Guidance will continue to evolve as facts change and as more is learned. It’s important for businesses in the hospitality industry that might have been operating throughout the pandemic to keep tabs on regulations or guidance coming from OSHA, the CDC, and other authorities to ensure they’re continuing to deliver a safe experience for customers and employees.
If a state has not yet enacted a similar type of mandate, what should hotels and/or restaurants do?
Start with the recognition that these mandates are a reflection, though perhaps an imperfect one, of society’s expectations. The relevance of this is that even if a particular state has not enacted a similar mandate, this is a powerful indicator of how organizations will be judged in the event of an exposure incident. While the penalties levied by occupational health authorities can be substantial, they are modest when compared to the potential for runaway jury verdicts. Failure to meet even an “advisory” standard could be judged harshly.

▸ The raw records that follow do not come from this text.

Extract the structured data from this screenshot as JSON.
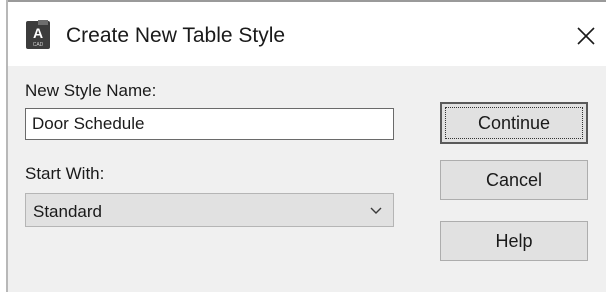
{
  "window": {
    "title": "Create New Table Style",
    "icon": "autocad-app-icon",
    "icon_letter": "A",
    "icon_subtext": "CAD",
    "close_glyph": "✕"
  },
  "form": {
    "name_label": "New Style Name:",
    "name_value": "Door Schedule",
    "start_label": "Start With:",
    "start_value": "Standard"
  },
  "buttons": {
    "continue_label": "Continue",
    "cancel_label": "Cancel",
    "help_label": "Help"
  },
  "colors": {
    "client_bg": "#f0f0f0",
    "button_bg": "#e1e1e1",
    "border": "#adadad"
  }
}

The consequence is that regardless of any state mandate, it’s important to protect everyone the organization interacts with. For example, hotels and restaurants must require vendors and contractors to exercise similar diligence that their own workforce is following when coming on site and interacting with guests and employees. Additionally, patrons of restaurants and hotels must have guidelines for how to act when going into and staying at these businesses.
How might hotels/restaurants use technology to help ensure employee safety and mitigate risk?
Implementing technology that provides visibility and insight into the many risk areas associated with COVID-19 is necessary for effective risk mitigation – especially within the hospitality industry. Employers need technology that enforces a controlled and consistent approach, provides organizations with all necessary documentation should their practices be challenged, and ensures that the cost of administering this process is not posing its own crisis. For example, at Aclaimant, our technology enables hotels and restaurants to identify required follow-up actions when an employee reports COVID-19 symptoms, tracks individuals who have interacted with these symptomatic employees (contact tracing), and helps businesses stay informed of CDC guidelines.
A few questions to consider: Are the technologies efficient and collaborative? Is access segregated to protect privacy? Does the technology provide insight for the organization to act upon and manage risk better? Can the technology be applied to other risk categories so that organizations can have a holistic perspective?
Lastly, it’s critical to keep records of everything – if you can’t prove in a year or two that you kept accurate records of cases and virus-related matters, defending yourself will be difficult. Make sure your technologies facilitate this objective.
Any other comments?
Businesses need to take a step back and recognize that COVID-19 is likely to be a single episode in an ongoing process. These changes, particularly those that pertain to society’s expectations, will endure even when we’ve moved past this pandemic. Therefore, many of the practices and protocols that may have been prompted by COVID-19 will need to remain in place well after this crisis has passed. Organizations in the hospitality business must recognize the necessity of ongoing change and continually revisit their risk management strategy to ensure the safety of employees and patrons alike.